ABOUT THIS EXERCISE: From the first line to the last, output the material exactly.

▬▬▬▬▬▬▬▬▬▬

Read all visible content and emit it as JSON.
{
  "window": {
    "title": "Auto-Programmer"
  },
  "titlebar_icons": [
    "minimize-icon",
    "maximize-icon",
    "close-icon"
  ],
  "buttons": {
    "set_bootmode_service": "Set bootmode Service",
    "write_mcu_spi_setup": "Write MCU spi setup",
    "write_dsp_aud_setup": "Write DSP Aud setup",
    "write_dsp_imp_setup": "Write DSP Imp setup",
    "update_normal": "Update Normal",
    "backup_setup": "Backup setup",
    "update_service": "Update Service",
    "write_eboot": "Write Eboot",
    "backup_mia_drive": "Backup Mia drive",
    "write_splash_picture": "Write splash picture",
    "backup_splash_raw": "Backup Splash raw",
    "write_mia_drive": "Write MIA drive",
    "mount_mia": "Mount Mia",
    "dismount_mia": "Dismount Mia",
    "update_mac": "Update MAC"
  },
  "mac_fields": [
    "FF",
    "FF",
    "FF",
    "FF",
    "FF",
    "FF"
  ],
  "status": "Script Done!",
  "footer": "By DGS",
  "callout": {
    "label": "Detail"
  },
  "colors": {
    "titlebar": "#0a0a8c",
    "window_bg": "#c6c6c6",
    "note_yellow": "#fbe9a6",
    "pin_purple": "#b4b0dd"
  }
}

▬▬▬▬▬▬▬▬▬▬

RESULT:
Read all visible content and emit it as JSON.
{
  "window": {
    "title": "Auto-Programmer"
  },
  "titlebar_icons": [
    "minimize-icon",
    "maximize-icon",
    "close-icon"
  ],
  "buttons": {
    "set_bootmode_service": "Set bootmode Service",
    "write_mcu_spi_setup": "Write MCU spi setup",
    "write_dsp_aud_setup": "Write DSP Aud setup",
    "write_dsp_imp_setup": "Write DSP Imp setup",
    "update_normal": "Update Normal",
    "backup_setup": "Backup setup",
    "update_service": "Update Service",
    "write_eboot": "Write Eboot",
    "backup_mia_drive": "Backup Mia drive",
    "write_splash_picture": "Write splash picture",
    "backup_splash_raw": "Backup Splash raw",
    "write_mia_drive": "Write MIA drive",
    "mount_mia": "Mount Mia",
    "dismount_mia": "Dismount Mia",
    "update_mac": "Update MAC"
  },
  "mac_fields": [
    "FF",
    "FF",
    "FF",
    "FF",
    "FF",
    "FF"
  ],
  "status": "Script Done!",
  "footer": "By DGS",
  "callout": {
    "label": "Detail"
  },
  "colors": {
    "titlebar": "#0a0a8c",
    "window_bg": "#c6c6c6",
    "note_yellow": "#fbe9a6",
    "pin_purple": "#b4b0dd"
  }
}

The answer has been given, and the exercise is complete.